Interclick, “one of the largest advertising networks in the U.S., reported higher revenues today.Â The company says that it collects “non-personally identifiable information (non-PII)” via cookies.Â Here’s what Interclick considers, like other online advertisers, non-PII: “On the interCLICK network, we collect non-personally identifiable information (non-PII) such as web sites visited, content viewed, ad interaction, interaction with advertiser websites, IP addresses, search terms used, and other click and browsing behavior. Additionally, we may collect non-PII technical information including IP address, OS, browser type, language settings.”
Meanwhile, Interclick’s behavioral targeting “option” for advertisers explains that its: “innovative behavioral targeting filters allow you to target the right individual users at the right time, increasing the effectiveness of your campaigns. With over 350 behavioral categories, interCLICK can get as precise as you want.
We segment users based on observed behaviors into 3 interest levels: slightly, moderately and very. Furthermore we use frequency and recency to classify these interest as short, mid, or long term interests.
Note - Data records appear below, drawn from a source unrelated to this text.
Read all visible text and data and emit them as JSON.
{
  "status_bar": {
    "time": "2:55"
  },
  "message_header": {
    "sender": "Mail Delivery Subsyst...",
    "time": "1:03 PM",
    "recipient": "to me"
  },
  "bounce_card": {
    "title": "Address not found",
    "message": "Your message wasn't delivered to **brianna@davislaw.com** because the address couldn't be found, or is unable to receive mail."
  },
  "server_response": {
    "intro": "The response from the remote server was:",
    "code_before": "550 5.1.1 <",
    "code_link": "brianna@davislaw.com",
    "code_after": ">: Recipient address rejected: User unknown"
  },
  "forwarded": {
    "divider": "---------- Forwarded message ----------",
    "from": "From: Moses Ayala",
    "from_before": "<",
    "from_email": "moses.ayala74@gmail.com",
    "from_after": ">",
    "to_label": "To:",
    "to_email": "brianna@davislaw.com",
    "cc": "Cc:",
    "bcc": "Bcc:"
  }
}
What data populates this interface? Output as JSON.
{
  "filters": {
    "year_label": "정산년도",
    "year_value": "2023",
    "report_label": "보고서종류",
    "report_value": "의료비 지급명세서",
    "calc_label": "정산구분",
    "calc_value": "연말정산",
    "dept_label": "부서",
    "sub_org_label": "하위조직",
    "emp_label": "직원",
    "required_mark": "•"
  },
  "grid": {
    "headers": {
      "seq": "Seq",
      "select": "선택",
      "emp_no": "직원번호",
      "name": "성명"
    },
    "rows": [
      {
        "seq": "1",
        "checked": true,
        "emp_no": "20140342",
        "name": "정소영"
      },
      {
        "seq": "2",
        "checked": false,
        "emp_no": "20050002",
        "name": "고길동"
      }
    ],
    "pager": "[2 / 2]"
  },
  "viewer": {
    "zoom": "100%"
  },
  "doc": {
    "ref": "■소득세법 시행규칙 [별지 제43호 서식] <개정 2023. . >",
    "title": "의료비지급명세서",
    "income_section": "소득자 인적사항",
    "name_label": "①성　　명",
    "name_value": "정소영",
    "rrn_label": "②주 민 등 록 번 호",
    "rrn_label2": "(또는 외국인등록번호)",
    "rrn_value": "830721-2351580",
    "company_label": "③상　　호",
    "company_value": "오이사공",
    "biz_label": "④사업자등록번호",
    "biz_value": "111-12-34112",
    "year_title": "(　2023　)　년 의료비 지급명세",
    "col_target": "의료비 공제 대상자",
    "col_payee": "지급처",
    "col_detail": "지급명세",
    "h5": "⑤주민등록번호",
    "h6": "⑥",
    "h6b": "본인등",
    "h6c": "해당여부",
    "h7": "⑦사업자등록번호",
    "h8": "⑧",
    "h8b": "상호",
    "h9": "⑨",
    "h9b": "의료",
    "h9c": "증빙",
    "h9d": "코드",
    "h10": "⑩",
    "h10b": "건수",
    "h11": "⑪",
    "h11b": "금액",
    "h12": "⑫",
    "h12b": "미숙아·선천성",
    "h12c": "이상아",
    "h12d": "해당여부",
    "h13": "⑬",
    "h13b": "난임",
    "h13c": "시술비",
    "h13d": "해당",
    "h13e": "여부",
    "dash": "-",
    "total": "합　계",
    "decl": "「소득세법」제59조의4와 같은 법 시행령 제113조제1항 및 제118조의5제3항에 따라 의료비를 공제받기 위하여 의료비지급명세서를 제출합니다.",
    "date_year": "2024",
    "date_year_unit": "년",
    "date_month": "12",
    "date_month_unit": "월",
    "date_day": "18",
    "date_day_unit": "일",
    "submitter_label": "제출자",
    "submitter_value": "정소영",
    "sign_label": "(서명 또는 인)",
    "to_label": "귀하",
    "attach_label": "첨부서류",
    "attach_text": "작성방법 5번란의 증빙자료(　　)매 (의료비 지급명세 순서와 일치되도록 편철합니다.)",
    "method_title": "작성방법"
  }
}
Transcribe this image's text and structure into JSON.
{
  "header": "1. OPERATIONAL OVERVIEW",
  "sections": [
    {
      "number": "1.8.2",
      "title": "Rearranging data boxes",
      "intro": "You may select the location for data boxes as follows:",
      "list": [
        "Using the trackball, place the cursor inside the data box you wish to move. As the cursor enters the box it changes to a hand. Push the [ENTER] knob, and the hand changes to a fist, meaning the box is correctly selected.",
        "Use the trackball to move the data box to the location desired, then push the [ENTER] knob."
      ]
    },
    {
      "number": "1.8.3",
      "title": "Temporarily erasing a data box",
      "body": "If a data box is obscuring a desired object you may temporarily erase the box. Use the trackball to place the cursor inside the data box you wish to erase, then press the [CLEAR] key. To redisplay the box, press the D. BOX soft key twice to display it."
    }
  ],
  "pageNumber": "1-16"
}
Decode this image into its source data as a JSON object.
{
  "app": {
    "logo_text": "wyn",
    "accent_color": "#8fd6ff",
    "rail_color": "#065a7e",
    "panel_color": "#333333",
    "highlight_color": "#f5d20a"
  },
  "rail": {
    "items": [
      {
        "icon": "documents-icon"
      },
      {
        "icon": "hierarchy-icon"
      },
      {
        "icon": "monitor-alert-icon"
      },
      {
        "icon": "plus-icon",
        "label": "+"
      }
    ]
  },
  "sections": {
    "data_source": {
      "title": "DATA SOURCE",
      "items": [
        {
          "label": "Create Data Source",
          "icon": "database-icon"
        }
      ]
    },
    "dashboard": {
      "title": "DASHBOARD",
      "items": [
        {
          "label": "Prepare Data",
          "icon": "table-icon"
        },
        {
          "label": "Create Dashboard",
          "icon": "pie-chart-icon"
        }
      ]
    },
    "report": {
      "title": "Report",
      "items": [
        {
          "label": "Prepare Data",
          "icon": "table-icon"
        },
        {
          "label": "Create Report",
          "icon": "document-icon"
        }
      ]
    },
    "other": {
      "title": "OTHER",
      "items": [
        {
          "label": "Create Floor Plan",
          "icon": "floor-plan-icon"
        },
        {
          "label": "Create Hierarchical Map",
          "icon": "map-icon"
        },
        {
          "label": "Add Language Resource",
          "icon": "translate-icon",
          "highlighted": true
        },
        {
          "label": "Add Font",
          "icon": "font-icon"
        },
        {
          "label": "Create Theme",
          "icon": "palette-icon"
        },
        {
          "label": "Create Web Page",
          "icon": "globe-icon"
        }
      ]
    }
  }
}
As the user navigates throughout our network of sites, we continually adjust their profile based on anonymous observations, assuring the accuracy of our profiles.” It offers “Behavioral Segments” which allows online advertisers to “Leverage interCLICK’s massive data warehouses to effectively target users who have been determined to exhibit certain behaviors throughout interCLICK’s network. interCLICK offers over 350 different Behavioral Targeting categories/sub-categories.”
Among the segments include financial services including “personal banking seekers, credit card seekers, retirement investing.” Â There’s a segment targeting “college seekers,” raising issues related to youth marketing.Â Another segment is on “health,” including categories targeting “Diet & Fitness Enthusiasts.”
InterClick is just of many ad networks engaged in such data collection and targeting.Â But it illustrates why the online ad industry must be regulated, to protect consumer privacy and welfare.